The brand new world that was thrust upon me was exciting and shocking at the same time; I particularly noticed the mix of traditional Kenyan qualities and Western influences. For example stalls that sold the basic tools needed for daily survival where pitched next to stalls selling counterfeit football shirts bearing the names of icons from around the world. I found it amazing that the same attention was paid to these football shirts as the stalls that sold food, toilets and hardware which for me exemplified that despite their hardship, these people are simply striving for a ‘normal’ life much like me and that someone in the labyrinth of strife and struggle, simple pleasures like shopping for a good football shirt are prevalent. I was even tempted to buy one.

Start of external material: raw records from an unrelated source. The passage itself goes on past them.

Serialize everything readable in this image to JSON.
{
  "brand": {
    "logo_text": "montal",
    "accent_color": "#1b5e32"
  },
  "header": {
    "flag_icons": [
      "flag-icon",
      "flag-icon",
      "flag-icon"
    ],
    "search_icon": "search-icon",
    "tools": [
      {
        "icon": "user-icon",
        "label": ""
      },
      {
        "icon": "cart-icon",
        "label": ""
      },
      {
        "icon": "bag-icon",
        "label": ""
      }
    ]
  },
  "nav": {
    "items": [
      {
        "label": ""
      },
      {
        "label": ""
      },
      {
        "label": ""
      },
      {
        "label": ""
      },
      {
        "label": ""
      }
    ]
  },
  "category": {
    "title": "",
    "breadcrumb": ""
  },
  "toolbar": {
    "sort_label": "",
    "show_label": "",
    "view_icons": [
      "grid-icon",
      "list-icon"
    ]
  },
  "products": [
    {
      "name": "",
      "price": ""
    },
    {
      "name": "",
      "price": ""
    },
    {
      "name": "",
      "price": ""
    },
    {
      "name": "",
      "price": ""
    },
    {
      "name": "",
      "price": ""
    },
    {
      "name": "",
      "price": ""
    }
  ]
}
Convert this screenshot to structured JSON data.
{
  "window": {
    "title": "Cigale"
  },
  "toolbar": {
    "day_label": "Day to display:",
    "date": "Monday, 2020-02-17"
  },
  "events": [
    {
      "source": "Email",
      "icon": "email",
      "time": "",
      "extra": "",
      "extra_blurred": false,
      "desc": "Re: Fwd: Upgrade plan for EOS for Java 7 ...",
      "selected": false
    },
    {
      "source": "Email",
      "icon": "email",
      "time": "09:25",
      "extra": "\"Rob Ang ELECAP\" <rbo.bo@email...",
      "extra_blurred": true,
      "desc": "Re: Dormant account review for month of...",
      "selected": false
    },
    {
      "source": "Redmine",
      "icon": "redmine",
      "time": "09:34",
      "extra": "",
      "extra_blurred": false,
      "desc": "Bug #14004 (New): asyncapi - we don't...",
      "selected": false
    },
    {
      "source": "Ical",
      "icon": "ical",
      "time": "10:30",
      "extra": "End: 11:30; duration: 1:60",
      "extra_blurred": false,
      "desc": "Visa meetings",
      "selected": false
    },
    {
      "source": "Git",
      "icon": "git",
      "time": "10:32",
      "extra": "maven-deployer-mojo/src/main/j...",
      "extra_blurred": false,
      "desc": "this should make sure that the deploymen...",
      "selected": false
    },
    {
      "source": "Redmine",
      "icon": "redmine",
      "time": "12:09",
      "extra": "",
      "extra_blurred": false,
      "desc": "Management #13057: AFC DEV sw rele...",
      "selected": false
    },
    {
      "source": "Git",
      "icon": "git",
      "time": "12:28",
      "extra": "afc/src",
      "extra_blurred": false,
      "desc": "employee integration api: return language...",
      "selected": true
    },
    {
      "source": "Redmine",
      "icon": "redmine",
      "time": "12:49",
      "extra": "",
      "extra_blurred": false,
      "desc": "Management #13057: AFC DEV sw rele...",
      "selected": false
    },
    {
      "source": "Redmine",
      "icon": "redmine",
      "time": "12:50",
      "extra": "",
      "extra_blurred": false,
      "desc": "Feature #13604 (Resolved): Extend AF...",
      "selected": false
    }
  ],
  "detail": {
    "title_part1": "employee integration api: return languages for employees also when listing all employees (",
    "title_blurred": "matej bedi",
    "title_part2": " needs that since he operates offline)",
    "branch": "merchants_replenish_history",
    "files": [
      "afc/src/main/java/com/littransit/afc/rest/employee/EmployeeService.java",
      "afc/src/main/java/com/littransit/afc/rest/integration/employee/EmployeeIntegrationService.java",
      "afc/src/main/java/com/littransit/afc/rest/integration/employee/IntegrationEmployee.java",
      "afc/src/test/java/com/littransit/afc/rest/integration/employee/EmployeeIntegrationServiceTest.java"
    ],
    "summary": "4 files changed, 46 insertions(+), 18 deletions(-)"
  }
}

I found the lack of advertising and globalisation refreshing; obviously there wasn’t going to be a Gregg’s on every corner and I’d have been genuinely shocked to see kids in Jack Wills hoodies listening to iPods and drinking a caramel macchiato. But entering Kibera I did see a lot of Coca-Cola kiosks on street corners selling drinks and snacks which made me wonder how far these big cooperation’s have spilled into the slums of the third world. Apart from a sign for Fanta, which incidentally was simply used as part of the wall fixtures, I did not see any evidence of commercialised retail instead every stall was simple and run by a resident of Kibera. I found it rather sad that we had to come to one of the poorest districts in the world to see a total lack of globalisation.
From a personal perspective, the one thing about my time in Kibera that stunned but also surprised me the most was walking along the train tracks that carved through the centre of the slum. The line was not dormant, I was told by Judith that 6 trains a day come through here with little to no warning; “they make some noise, but everyday people die due to the trains.” What made this even scarier were the stalls that lay parallel to the tracks, which were less than a hand span away from the lines. This showed the absolute crippling over-crowding issues in Kibera, people are being forced to essentially put their lives in danger just to keep their livelihood going. This demonstration of human determination was quite a humbling experience; I couldn’t imagine Topshop opening a branch a few inches away from the Jubilee Line.
So what will I be taking away from my time in Kibera? I hesitate to feel sorry for the residents; don’t get me wrong I would have to be made of stone not to be moved be the utter dehumanising poverty that these people faced on a daily basis and I was indeed a little disturbed seeing how trivial my problems were to theirs. However, more than anything, I feel a great sense of admiration for the people of Kibera. They demonstrated an extraordinary level of human compassion and spirit towards our visiting group and witnessing first hand how strong their sense of community was and seeing how they are working to combat poverty and their personal struggles was truly an amazing sight that I will be telling people about for years to come. I really hope to visit Kibera again one day and I encourage others to do so.
La La Salama peeps